▶ What is expected: Exactly as written, reproduce the lines from the one that contains "Read all visible content and emit it as JSON." through the end of the records.

(Records to use begins)

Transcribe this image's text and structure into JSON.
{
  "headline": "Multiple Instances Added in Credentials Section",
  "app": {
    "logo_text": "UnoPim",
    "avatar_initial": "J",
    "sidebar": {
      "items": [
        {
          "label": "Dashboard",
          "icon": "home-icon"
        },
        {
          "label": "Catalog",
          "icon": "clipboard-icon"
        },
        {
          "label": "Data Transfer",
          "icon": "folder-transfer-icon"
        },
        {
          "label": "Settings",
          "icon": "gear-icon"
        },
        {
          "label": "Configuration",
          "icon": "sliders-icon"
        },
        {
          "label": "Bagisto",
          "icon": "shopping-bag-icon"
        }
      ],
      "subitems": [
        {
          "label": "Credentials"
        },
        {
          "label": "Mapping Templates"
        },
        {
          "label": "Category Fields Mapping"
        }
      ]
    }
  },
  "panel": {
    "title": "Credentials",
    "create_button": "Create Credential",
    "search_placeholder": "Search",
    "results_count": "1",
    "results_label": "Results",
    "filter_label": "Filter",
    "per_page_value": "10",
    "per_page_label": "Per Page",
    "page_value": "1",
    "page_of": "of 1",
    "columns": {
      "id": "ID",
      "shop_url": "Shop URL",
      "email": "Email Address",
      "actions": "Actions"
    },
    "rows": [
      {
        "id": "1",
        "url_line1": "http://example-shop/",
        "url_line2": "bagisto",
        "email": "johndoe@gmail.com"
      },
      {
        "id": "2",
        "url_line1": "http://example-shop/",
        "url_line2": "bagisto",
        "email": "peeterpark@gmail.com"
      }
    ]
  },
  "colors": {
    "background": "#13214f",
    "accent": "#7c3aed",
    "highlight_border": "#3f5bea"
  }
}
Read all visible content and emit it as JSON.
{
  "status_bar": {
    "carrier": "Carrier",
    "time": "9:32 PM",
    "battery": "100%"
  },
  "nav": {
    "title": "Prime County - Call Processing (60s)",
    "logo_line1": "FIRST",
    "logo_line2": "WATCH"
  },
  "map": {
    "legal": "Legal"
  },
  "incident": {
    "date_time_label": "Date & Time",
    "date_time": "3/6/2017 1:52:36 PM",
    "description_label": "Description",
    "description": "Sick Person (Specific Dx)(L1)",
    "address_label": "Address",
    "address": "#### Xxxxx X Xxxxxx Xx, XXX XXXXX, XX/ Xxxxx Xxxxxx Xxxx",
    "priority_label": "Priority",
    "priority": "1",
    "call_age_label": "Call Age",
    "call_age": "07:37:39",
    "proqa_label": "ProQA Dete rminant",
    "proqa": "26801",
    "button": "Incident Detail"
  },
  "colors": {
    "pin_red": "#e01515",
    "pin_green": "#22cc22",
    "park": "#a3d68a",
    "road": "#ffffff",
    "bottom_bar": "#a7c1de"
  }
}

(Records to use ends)

▶ Written response:
Read all visible content and emit it as JSON.
{
  "status_bar": {
    "carrier": "Carrier",
    "time": "9:32 PM",
    "battery": "100%"
  },
  "nav": {
    "title": "Prime County - Call Processing (60s)",
    "logo_line1": "FIRST",
    "logo_line2": "WATCH"
  },
  "map": {
    "legal": "Legal"
  },
  "incident": {
    "date_time_label": "Date & Time",
    "date_time": "3/6/2017 1:52:36 PM",
    "description_label": "Description",
    "description": "Sick Person (Specific Dx)(L1)",
    "address_label": "Address",
    "address": "#### Xxxxx X Xxxxxx Xx, XXX XXXXX, XX/ Xxxxx Xxxxxx Xxxx",
    "priority_label": "Priority",
    "priority": "1",
    "call_age_label": "Call Age",
    "call_age": "07:37:39",
    "proqa_label": "ProQA Dete rminant",
    "proqa": "26801",
    "button": "Incident Detail"
  },
  "colors": {
    "pin_red": "#e01515",
    "pin_green": "#22cc22",
    "park": "#a3d68a",
    "road": "#ffffff",
    "bottom_bar": "#a7c1de"
  }
}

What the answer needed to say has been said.